“Ostentation was an anathema to him. ‘Why,’ he said, ‘should I be troubled with all the cares occasioned by the upkeep of a large establishment.’ His only desire was to be comfortable. His residence was not in a salubrious neighbourhood, but he had grown accustomed to the old home of his family, and so remained there, notwithstanding the change in the character of his surroundings. It was, too, convenient as an office and for his workmen.
“Living as he did, a somewhat self-centred life, it was perhaps inevitable that, as do many others, he should possess the defects of his qualities, but it would be a good thing for our city and country , as well as for themselves personally, if others could be induced to follow in his footsteps.”
After his death, press speculation said Tibbitts had left about £2 million to his niece, Sheffield-born Henrietta Sarah Fisher, who lived at Tunbridge Wells, and this prompted her to avoid media attention by fleeing to France.
The actual figure was £1.5 million, and after dispositions and death duties, the amount left to her was £938,000.
In the 1930s she returned to Sheffield and made her home at the Kenwood Hotel before moving to Devon. In her lifetime she gave generous donations to the Royal Hospital as well as providing £2,100 for the purchase of Prior Bank at Nether Edge, a home for rest for the chronically ill, and gave £1,000 for the relief of post-Blitz distress in 1941.
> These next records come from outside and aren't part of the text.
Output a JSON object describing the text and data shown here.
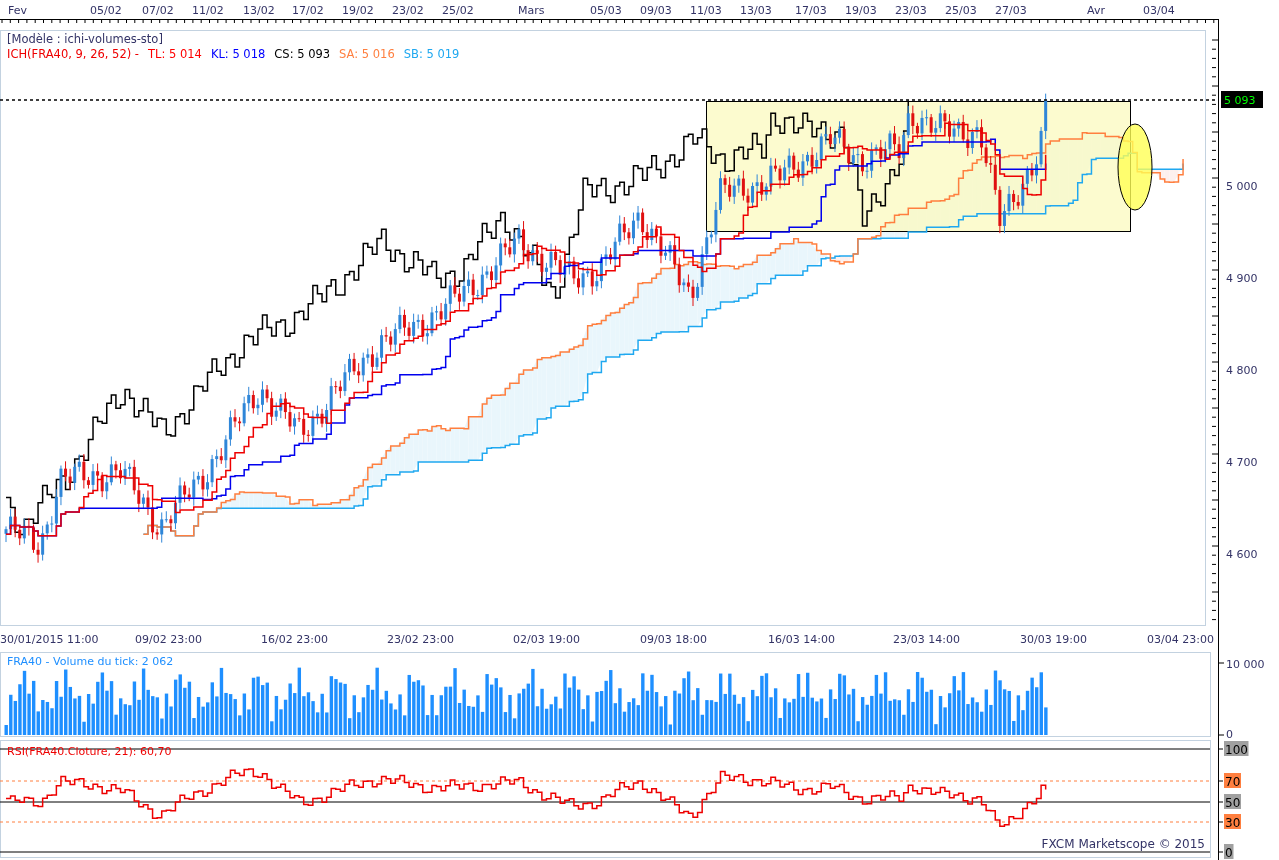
{
  "top_axis": {
    "labels": [
      "Fev",
      "05/02",
      "07/02",
      "11/02",
      "13/02",
      "17/02",
      "19/02",
      "23/02",
      "25/02",
      "Mars",
      "05/03",
      "09/03",
      "11/03",
      "13/03",
      "17/03",
      "19/03",
      "23/03",
      "25/03",
      "27/03",
      "Avr",
      "03/04"
    ]
  },
  "price_panel": {
    "template_label": "[Modèle : ichi-volumes-sto]",
    "indicator": {
      "name": "ICH(FRA40, 9, 26, 52) -",
      "values": [
        {
          "label": "TL: 5 014",
          "color": "#ff0000"
        },
        {
          "label": "KL: 5 018",
          "color": "#0000ff"
        },
        {
          "label": "CS: 5 093",
          "color": "#000000"
        },
        {
          "label": "SA: 5 016",
          "color": "#ff7f3f"
        },
        {
          "label": "SB: 5 019",
          "color": "#1fa8f0"
        }
      ]
    },
    "price_axis": [
      "5 000",
      "4 900",
      "4 800",
      "4 700",
      "4 600"
    ],
    "last_price": "5 093",
    "time_axis": [
      "30/01/2015 11:00",
      "09/02 23:00",
      "16/02 23:00",
      "23/02 23:00",
      "02/03 19:00",
      "09/03 18:00",
      "16/03 14:00",
      "23/03 14:00",
      "30/03 19:00",
      "03/04 23:00"
    ]
  },
  "volume_panel": {
    "title": "FRA40 - Volume du tick: 2 062",
    "axis": [
      "10 000",
      "0"
    ]
  },
  "rsi_panel": {
    "title": "RSI(FRA40.Cloture, 21): 60,70",
    "axis": [
      {
        "label": "100",
        "kind": "bound"
      },
      {
        "label": "70",
        "kind": "level"
      },
      {
        "label": "50",
        "kind": "bound"
      },
      {
        "label": "30",
        "kind": "level"
      },
      {
        "label": "0",
        "kind": "bound"
      }
    ]
  },
  "footer": "FXCM Marketscope © 2015"
}
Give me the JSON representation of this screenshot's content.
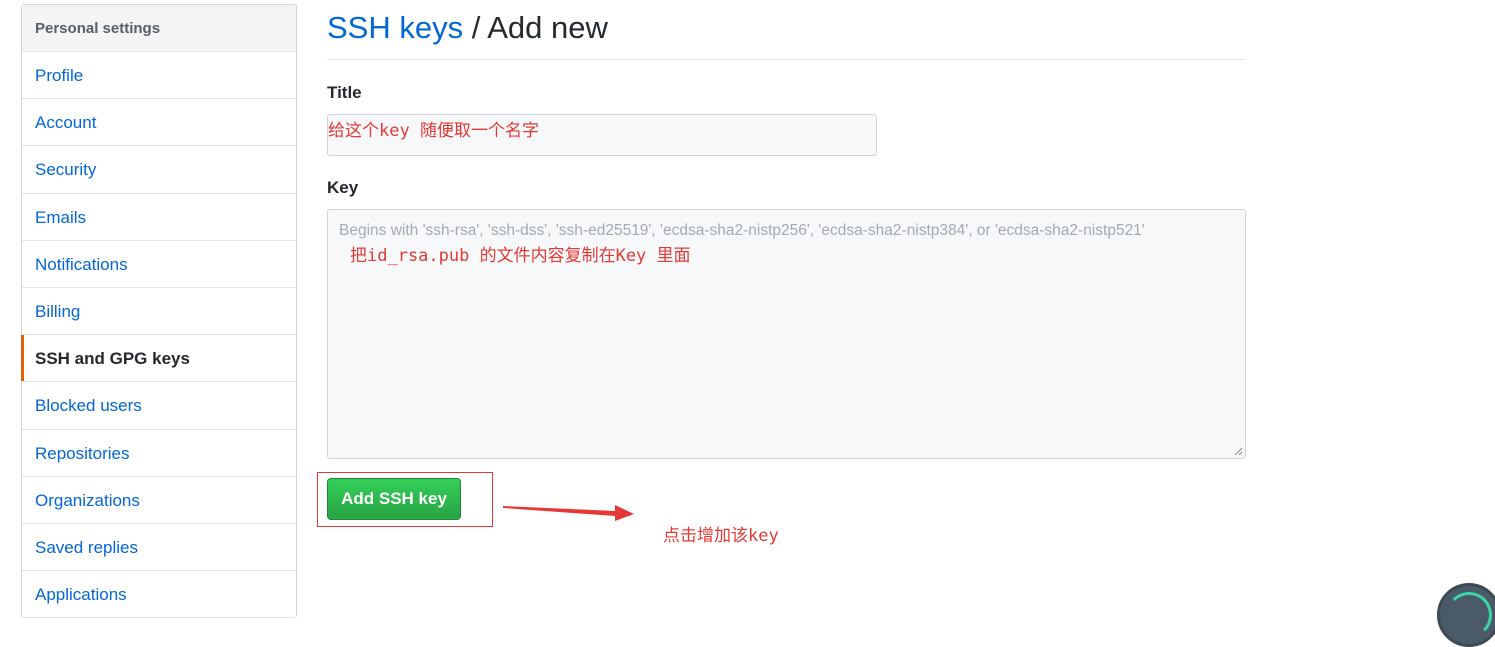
{
  "sidebar": {
    "header": "Personal settings",
    "items": [
      {
        "label": "Profile"
      },
      {
        "label": "Account"
      },
      {
        "label": "Security"
      },
      {
        "label": "Emails"
      },
      {
        "label": "Notifications"
      },
      {
        "label": "Billing"
      },
      {
        "label": "SSH and GPG keys",
        "selected": true
      },
      {
        "label": "Blocked users"
      },
      {
        "label": "Repositories"
      },
      {
        "label": "Organizations"
      },
      {
        "label": "Saved replies"
      },
      {
        "label": "Applications"
      }
    ]
  },
  "main": {
    "breadcrumb_link": "SSH keys",
    "breadcrumb_sep": " / ",
    "breadcrumb_current": "Add new",
    "title_label": "Title",
    "title_value": "",
    "key_label": "Key",
    "key_placeholder": "Begins with 'ssh-rsa', 'ssh-dss', 'ssh-ed25519', 'ecdsa-sha2-nistp256', 'ecdsa-sha2-nistp384', or 'ecdsa-sha2-nistp521'",
    "add_button_label": "Add SSH key"
  },
  "annotations": {
    "title_note": "给这个key 随便取一个名字",
    "key_note": "把id_rsa.pub 的文件内容复制在Key 里面",
    "button_note": "点击增加该key"
  },
  "colors": {
    "link": "#0366d6",
    "annotation": "#e53935",
    "button": "#28a745",
    "selected_marker": "#e36209"
  }
}
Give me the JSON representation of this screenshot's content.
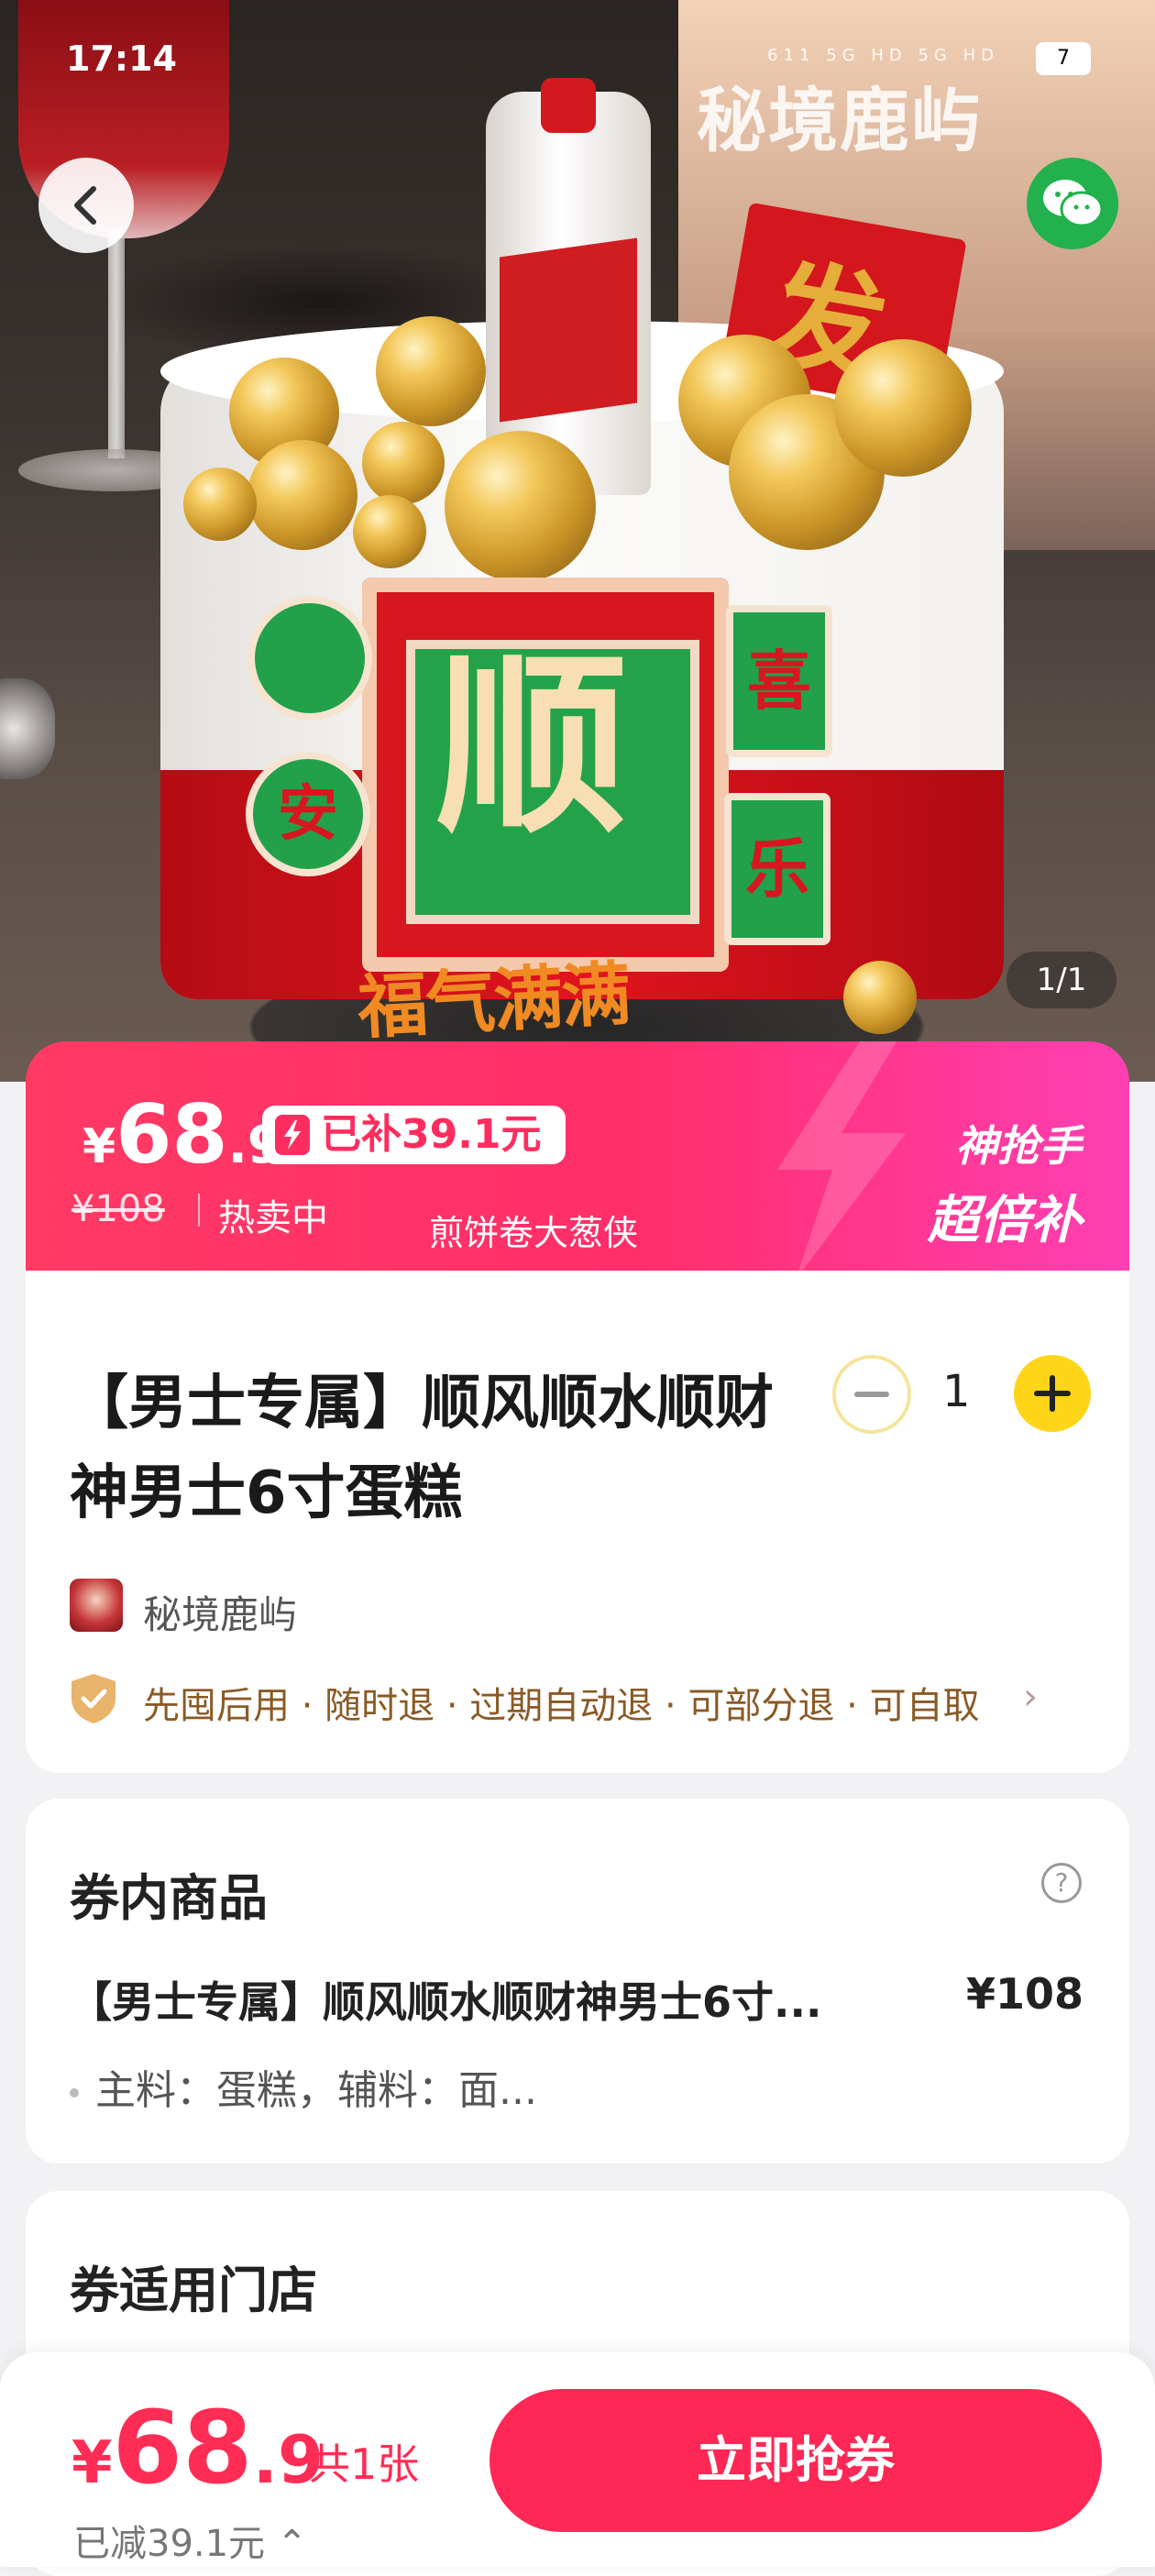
{
  "status_bar": {
    "time": "17:14",
    "icons_text": "611 5G HD 5G HD",
    "battery": "7"
  },
  "hero": {
    "watermark": "秘境鹿屿",
    "cake_sign_char": "顺",
    "side_marks": [
      "喜",
      "乐",
      "安"
    ],
    "corner_card_char": "发",
    "cake_script": "福气满满",
    "image_counter": "1/1"
  },
  "nav": {
    "back_icon": "chevron-left-icon",
    "share_icon": "wechat-icon"
  },
  "price_band": {
    "currency": "¥",
    "price_int": "68",
    "price_dec": ".9",
    "subsidy": "已补39.1元",
    "original_price": "¥108",
    "status": "热卖中",
    "shop_caption": "煎饼卷大葱侠",
    "tag_line1": "神抢手",
    "tag_line2": "超倍补",
    "colors": {
      "start": "#ff3a63",
      "end": "#ff3fb3"
    }
  },
  "product": {
    "title": "【男士专属】顺风顺水顺财神男士6寸蛋糕",
    "quantity": "1",
    "shop_name": "秘境鹿屿",
    "guarantees": "先囤后用 · 随时退 · 过期自动退 · 可部分退 · 可自取"
  },
  "voucher_items": {
    "section_title": "券内商品",
    "item_name": "【男士专属】顺风顺水顺财神男士6寸...",
    "item_price": "¥108",
    "item_desc": "主料：蛋糕，辅料：面..."
  },
  "stores": {
    "section_title": "券适用门店"
  },
  "bottom_bar": {
    "currency": "¥",
    "price_int": "68",
    "price_dec": ".9",
    "count": "共1张",
    "saved": "已减39.1元 ⌃",
    "cta": "立即抢券",
    "accent": "#ff2755"
  }
}
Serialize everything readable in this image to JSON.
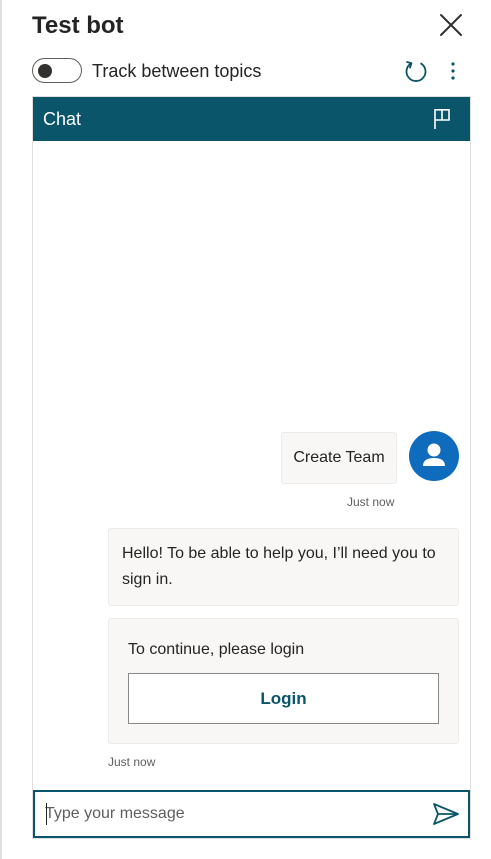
{
  "panel": {
    "title": "Test bot",
    "track_label": "Track between topics",
    "track_enabled": false
  },
  "chat": {
    "header_title": "Chat",
    "messages": [
      {
        "from": "user",
        "text": "Create Team",
        "timestamp": "Just now"
      },
      {
        "from": "bot",
        "text": "Hello! To be able to help you, I’ll need you to sign in."
      }
    ],
    "login_card": {
      "text": "To continue, please login",
      "button_label": "Login",
      "timestamp": "Just now"
    },
    "input": {
      "placeholder": "Type your message",
      "value": ""
    }
  },
  "icons": {
    "close": "close-icon",
    "refresh": "refresh-icon",
    "more": "more-vertical-icon",
    "flag": "flag-icon",
    "avatar": "user-avatar-icon",
    "send": "send-icon"
  },
  "colors": {
    "accent": "#0b556a",
    "avatar": "#0f6cbd",
    "bubble_bg": "#f8f7f6"
  }
}
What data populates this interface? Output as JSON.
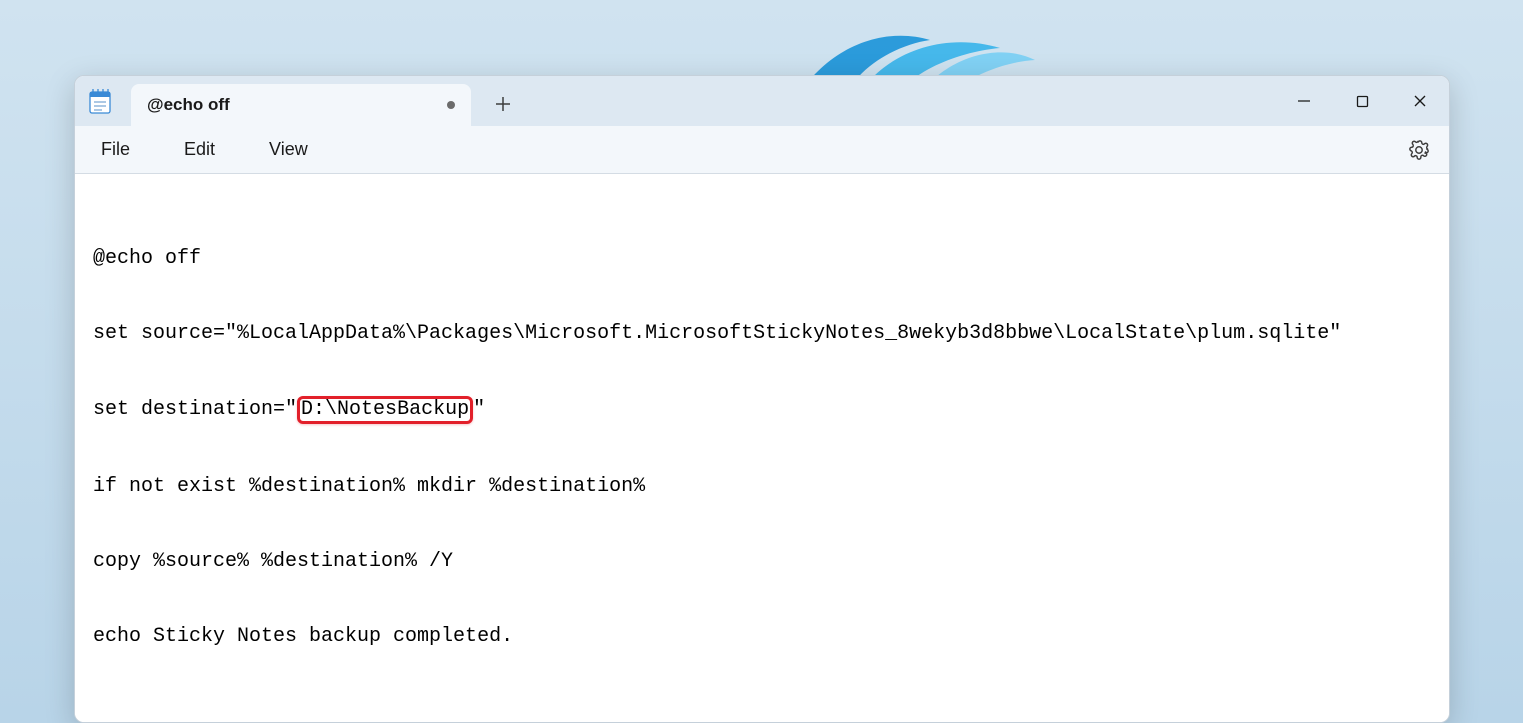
{
  "tab": {
    "title": "@echo off",
    "modified": true
  },
  "menu": {
    "file": "File",
    "edit": "Edit",
    "view": "View"
  },
  "editor": {
    "line1": "@echo off",
    "line2": "set source=\"%LocalAppData%\\Packages\\Microsoft.MicrosoftStickyNotes_8wekyb3d8bbwe\\LocalState\\plum.sqlite\"",
    "line3_prefix": "set destination=\"",
    "line3_highlight": "D:\\NotesBackup",
    "line3_suffix": "\"",
    "line4": "if not exist %destination% mkdir %destination%",
    "line5": "copy %source% %destination% /Y",
    "line6": "echo Sticky Notes backup completed."
  }
}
She died in 1950, leaving £1.49 million, but death duties amounted to a staggering £1.14 million, leaving just £350,000 to be distributed as per the terms of her will.
After personal bequests, she left sums of £5 each to be distributed among Sheffield’s oldest tenants and her cars were left to her chauffeur. All her letters were burned and all her apparel, except furs and laces, were given away.
The residue was given to the Cutlers’ Company. The bequest, known as ‘The William Tebbitts Fund’, was for the protection and benefit of the trade of Hallamshire, for charitable and other purposes.
Netherthorpe House succumbed to the bulldozers, its site consumed by Netherthorpe Road’s dual carriageway, but Hoyle Street survives as a reminder of an old Sheffield family.
The Tibbitts Papers were given by Henrietta Sarah Fisher to Sheffield Reference Library after William Fox Tibbitts’ death. These provided matter relating to the history of Sheffield, particularly Owlerton, including a ‘Court Roll of the Manor’ from 1711. There was a great deal of information about turnpike roads, including minutes of meetings, maps, plans and documents about the keeping and management of toll-bars. Other papers related to the keeping and management of local canals and rivers. Included in the collection were legal records accumulated in the 18th century. These are held by Sheffield City Archives.